If your job moves to NJ you’ll just file in NJ and pay NJ income tax.


Vertigo963 t1_is3ccnq wrote

You're correct that a worker residing in NJ but working in NY State needs to file both NJ and NY State income tax returns. But the person you are responding to stated that such a worker needs to file and pay NY City income taxes, which is incorrect. In addition, you're not entirely correct when you say that this worker won't have to "pay both" - it's common that such a worker may owe money to both states, either because the worker has some NJ-only income (e.g., checking account interest) or because the NJ tax credit and the tax systems of the two states don't line up exactly right.


JerseyCityGeordie t1_isb80s5 wrote

Companies are given huge tax breaks to open up offices in certain states and cities with the expectations that those employees for the offices will pay taxes and spend their money in the state or the city. Companies are unwilling to give up those tax breaks but need to hire people at lower costs, so they hire someone in Texas, payroll them through an NYC office so the company can keep the tax break.
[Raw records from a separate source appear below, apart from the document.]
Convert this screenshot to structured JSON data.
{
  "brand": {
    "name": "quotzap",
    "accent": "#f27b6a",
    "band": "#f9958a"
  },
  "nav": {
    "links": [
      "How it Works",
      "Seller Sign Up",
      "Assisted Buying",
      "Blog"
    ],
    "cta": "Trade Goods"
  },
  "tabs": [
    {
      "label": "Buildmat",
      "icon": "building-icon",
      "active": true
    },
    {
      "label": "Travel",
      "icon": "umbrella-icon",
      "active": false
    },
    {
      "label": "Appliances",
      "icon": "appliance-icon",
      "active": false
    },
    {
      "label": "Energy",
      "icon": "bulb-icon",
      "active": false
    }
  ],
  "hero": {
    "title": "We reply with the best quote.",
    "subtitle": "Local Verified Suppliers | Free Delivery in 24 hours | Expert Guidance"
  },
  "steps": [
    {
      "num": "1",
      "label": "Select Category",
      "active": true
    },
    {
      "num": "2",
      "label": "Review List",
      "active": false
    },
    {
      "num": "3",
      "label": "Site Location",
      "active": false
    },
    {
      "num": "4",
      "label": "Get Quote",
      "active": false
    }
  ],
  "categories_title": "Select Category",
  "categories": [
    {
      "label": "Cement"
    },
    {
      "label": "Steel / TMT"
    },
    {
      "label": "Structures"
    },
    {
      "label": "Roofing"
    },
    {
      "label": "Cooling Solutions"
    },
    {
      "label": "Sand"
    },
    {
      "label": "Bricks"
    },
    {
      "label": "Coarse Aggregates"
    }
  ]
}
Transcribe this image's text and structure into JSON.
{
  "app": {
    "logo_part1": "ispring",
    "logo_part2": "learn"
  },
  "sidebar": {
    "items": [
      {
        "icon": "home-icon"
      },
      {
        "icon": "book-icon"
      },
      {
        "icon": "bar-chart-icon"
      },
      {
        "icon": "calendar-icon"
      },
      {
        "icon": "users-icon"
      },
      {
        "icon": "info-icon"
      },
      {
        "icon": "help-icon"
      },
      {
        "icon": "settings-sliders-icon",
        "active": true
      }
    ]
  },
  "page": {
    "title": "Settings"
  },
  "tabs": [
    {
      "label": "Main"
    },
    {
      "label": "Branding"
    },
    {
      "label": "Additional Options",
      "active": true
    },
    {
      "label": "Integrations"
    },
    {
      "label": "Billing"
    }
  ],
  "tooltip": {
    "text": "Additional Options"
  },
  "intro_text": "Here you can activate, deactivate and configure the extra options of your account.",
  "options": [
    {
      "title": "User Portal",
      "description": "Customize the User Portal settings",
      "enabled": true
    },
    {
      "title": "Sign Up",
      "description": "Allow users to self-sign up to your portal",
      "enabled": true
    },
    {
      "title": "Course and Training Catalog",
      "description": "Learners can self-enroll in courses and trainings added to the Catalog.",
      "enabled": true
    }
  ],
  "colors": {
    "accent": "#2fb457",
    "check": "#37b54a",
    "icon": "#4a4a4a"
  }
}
Anyone saying that I am wrong has no idea how this works. I have been dealing with this every day since CoVid started and people started moving out of cities.


JerseyCityGeordie t1_isb8ciu wrote

This is wrong. I literally work for the largest staffing company in the world and we handle payroll for over a million people in the US. We have been dealing with this since the start of CoVid. Vertigo either has vertigo or is just a complete idiot, and I am assuming it’s the 2nd one.


Vertigo963 t1_isbd292 wrote

In addition to being rude and hostile, you've been pretty vague in your statements so far. Are you saying that persons who are not residents of New York City are nonetheless subject to New York City income tax? If so, when? Thanks.


Vertigo963 t1_isbqre8 wrote

OK. Everyone reading this (including all of us who moved to Jersey City to avoid the NYC income tax) can judge whether to believe (1) your statement that "if your company doesn’t have an NJ office you will still be aligned with your NYC office and have to pay NYC taxes" or (2) the website of the New York State Department of Taxation and Finance, which states "Nonresidents of New York City are not liable for New York City personal income tax" (

By the way, give a thought to whether the attitude you've displayed in this interaction is the one you want people to have generally online. I've tried to be polite and haven't downvoted you at all and you've just been consistently insulting and unwilling to discuss. In your defense, I blame Reddit quite a bit, as this format and the up/down arrows make real discussions difficult.


InternetMedium4325 OP t1_isfusch wrote

Yeah I get this but I assume those people have relocated to other states and kept their NY job but work remote. I don’t have a NY job. The company does not operate out of the state and has physical headquarters in VA. So if I moved to say California, are you saying that I would be paying NYC city tax for the rest of my life because I used to live there?